Thousands have attended the funerals in Gaza City and Khan Younis for two Palestinians killed in Israeli airstrikes.
Hamas says two of its gunmen died, while more than 20 other people were wounded, including children.
The Israeli military says it responded to rocket fire from Gaza, saying it targeted four Hamas military locations.
Militants reportedly fired at least three rockets toward Israeli towns from the Hamas-controlled Gaza Strip.
No casualties were reported in Israel.
The Israeli military said it carried out the strikes on a militant training camp and a weapons depot.
But witnesses have told reporters that most of the wounded were residents of a building near the camp.
The firing of the rockets was part of the so-called "day of rage" declared by Palestinian factions in protest at President Trump's recognition of Jerusalem as the Israeli capital.
Clashes between Palestinian protesters and Israeli troops went on into a third day on Saturday, with scores injured in the violence.
At least two people were killed on Friday when thousands of Palestinians demonstrated.
Trump's decision to reverse decades of American policy and recognise Jerusalem as the Israeli capital, as well as start the process of moving the U.S. embassy from Tel Aviv to Jerusalem, has angered the Arab world but also upset Western allies.
Washington 'no longer peace broker'
Palestinian President Mahmoud Abbas has said that Washington can no longer be a peace broker between Israelis and Palestinians.
That spells the end for efforts already underway by Trump's adviser and son-in-law, Jared Kushner, to get negotiations restarted.
Abbas also said on Saturday that he will not meet the U.S. Vice President Mike Pence when he visits the region later this month.
Palestinian Foreign Minister Riyad al-Maliki said there will be no communication between U.S. and Palestinian officials.
The Reuters news agency also quotes a Turkish presidential source as saying that Turkey's President Erdogan and French leader Emmanuel Macron have agreed to work together to try to persuade the U.S to reconsider its decision.
At a security conference in Bahrain, the United Arab Emirates warned that Trump's decision would fuel radicals.
"These issues are a gift to radicalism. Radicals and extremists will use that to fan the language of hate," said the Minister of State for Foreign Affairs, Anwar Gargash.

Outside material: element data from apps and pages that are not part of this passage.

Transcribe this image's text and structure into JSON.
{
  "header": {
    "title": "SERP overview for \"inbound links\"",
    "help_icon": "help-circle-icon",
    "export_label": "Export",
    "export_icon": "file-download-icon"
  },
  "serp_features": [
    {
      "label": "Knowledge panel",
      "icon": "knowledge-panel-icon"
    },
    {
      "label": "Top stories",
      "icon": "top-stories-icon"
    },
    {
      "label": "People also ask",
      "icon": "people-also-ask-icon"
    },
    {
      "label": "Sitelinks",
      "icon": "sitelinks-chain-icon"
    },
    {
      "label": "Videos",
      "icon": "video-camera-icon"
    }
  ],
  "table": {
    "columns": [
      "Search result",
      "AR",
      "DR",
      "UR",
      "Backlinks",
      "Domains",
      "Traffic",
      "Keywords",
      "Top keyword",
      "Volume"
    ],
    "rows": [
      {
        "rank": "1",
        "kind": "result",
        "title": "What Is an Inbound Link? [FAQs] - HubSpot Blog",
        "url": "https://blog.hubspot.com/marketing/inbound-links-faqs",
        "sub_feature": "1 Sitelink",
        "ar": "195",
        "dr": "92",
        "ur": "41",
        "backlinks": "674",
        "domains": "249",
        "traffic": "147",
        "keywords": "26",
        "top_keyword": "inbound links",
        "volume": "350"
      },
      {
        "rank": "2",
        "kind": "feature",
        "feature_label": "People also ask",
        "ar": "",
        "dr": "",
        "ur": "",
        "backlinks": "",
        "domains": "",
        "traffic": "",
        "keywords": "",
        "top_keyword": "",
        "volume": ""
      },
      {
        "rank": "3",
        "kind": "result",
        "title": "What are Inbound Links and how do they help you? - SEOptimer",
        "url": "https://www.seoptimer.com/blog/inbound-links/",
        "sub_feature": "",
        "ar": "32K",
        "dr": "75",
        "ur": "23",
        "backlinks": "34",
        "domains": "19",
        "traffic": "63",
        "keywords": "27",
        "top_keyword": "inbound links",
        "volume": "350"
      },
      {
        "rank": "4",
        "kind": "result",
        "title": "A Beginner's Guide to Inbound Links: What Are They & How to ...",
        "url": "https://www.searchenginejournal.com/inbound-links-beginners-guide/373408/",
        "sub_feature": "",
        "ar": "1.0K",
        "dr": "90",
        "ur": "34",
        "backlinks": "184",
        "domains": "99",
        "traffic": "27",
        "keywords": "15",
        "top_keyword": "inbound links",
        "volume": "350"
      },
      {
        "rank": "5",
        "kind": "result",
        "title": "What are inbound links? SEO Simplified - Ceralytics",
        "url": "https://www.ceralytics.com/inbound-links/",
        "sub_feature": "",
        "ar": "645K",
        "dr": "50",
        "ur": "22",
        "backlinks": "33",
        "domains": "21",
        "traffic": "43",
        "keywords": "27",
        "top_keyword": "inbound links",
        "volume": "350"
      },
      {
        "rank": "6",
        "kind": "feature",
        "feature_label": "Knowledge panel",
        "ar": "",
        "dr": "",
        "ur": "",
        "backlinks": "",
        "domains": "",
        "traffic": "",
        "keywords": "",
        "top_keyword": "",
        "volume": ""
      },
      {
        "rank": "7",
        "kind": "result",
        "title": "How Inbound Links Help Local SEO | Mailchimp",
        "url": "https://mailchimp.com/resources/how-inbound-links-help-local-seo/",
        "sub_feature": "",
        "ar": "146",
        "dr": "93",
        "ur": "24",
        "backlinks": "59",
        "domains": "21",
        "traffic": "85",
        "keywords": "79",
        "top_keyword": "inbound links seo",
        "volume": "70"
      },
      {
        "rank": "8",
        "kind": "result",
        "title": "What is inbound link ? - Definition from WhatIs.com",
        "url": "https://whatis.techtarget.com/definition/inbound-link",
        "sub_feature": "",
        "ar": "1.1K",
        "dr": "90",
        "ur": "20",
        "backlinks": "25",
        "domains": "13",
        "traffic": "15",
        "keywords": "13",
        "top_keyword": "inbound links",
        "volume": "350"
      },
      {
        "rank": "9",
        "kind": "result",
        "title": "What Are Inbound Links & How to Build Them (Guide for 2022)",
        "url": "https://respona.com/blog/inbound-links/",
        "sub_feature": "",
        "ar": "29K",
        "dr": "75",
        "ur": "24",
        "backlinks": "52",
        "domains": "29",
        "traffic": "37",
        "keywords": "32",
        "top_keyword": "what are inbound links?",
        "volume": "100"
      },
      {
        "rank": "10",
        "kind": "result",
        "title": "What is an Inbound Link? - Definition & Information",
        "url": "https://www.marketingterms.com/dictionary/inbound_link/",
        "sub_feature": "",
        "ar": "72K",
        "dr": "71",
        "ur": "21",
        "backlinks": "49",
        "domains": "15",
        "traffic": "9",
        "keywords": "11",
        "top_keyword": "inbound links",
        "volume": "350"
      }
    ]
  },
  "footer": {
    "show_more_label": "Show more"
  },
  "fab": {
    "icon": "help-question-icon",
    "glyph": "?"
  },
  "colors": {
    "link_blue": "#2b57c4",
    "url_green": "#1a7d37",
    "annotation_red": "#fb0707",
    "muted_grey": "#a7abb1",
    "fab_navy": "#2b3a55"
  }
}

Trump's team maintains the president is simply implementing what numerous presidents have promised to do but never followed through on.
Presidents Clinton, Bush and Obama decided not to enforce a 1995 law that requires the U.S to recognise Jerusalem as the Israeli capital because of fears it would trigger further unrest in the region.
Trump has also claimed that his new approach will spur both sides to work out their differences and move towards "cooperation" and "understanding".